PROBLEM REQUIREMENTS: Return every line of the data below word for word, including the punctuation.

Saved entries:
################

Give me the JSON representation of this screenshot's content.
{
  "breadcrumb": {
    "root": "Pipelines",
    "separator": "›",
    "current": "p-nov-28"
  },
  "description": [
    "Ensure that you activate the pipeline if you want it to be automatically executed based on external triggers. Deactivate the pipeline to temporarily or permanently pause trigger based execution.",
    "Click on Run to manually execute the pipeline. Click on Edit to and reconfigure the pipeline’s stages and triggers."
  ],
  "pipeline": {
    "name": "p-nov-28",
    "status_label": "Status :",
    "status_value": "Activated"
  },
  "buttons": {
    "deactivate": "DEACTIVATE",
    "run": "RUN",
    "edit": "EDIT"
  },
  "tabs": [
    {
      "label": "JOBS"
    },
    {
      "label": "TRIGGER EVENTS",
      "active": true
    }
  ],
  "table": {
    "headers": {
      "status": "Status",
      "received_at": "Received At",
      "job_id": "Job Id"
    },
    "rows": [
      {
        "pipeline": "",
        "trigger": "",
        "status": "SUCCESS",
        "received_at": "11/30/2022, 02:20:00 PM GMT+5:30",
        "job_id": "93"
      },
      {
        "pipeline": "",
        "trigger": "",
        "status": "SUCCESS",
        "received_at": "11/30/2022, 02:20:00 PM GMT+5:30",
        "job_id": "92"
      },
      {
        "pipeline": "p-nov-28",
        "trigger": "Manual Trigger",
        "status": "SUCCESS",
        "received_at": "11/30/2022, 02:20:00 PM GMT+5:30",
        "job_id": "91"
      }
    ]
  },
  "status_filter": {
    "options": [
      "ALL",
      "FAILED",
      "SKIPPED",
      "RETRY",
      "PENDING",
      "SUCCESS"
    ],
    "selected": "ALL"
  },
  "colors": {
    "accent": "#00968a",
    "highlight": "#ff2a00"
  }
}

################

RESPONSE TO THIS EXERCISE:
Give me the JSON representation of this screenshot's content.
{
  "breadcrumb": {
    "root": "Pipelines",
    "separator": "›",
    "current": "p-nov-28"
  },
  "description": [
    "Ensure that you activate the pipeline if you want it to be automatically executed based on external triggers. Deactivate the pipeline to temporarily or permanently pause trigger based execution.",
    "Click on Run to manually execute the pipeline. Click on Edit to and reconfigure the pipeline’s stages and triggers."
  ],
  "pipeline": {
    "name": "p-nov-28",
    "status_label": "Status :",
    "status_value": "Activated"
  },
  "buttons": {
    "deactivate": "DEACTIVATE",
    "run": "RUN",
    "edit": "EDIT"
  },
  "tabs": [
    {
      "label": "JOBS"
    },
    {
      "label": "TRIGGER EVENTS",
      "active": true
    }
  ],
  "table": {
    "headers": {
      "status": "Status",
      "received_at": "Received At",
      "job_id": "Job Id"
    },
    "rows": [
      {
        "pipeline": "",
        "trigger": "",
        "status": "SUCCESS",
        "received_at": "11/30/2022, 02:20:00 PM GMT+5:30",
        "job_id": "93"
      },
      {
        "pipeline": "",
        "trigger": "",
        "status": "SUCCESS",
        "received_at": "11/30/2022, 02:20:00 PM GMT+5:30",
        "job_id": "92"
      },
      {
        "pipeline": "p-nov-28",
        "trigger": "Manual Trigger",
        "status": "SUCCESS",
        "received_at": "11/30/2022, 02:20:00 PM GMT+5:30",
        "job_id": "91"
      }
    ]
  },
  "status_filter": {
    "options": [
      "ALL",
      "FAILED",
      "SKIPPED",
      "RETRY",
      "PENDING",
      "SUCCESS"
    ],
    "selected": "ALL"
  },
  "colors": {
    "accent": "#00968a",
    "highlight": "#ff2a00"
  }
}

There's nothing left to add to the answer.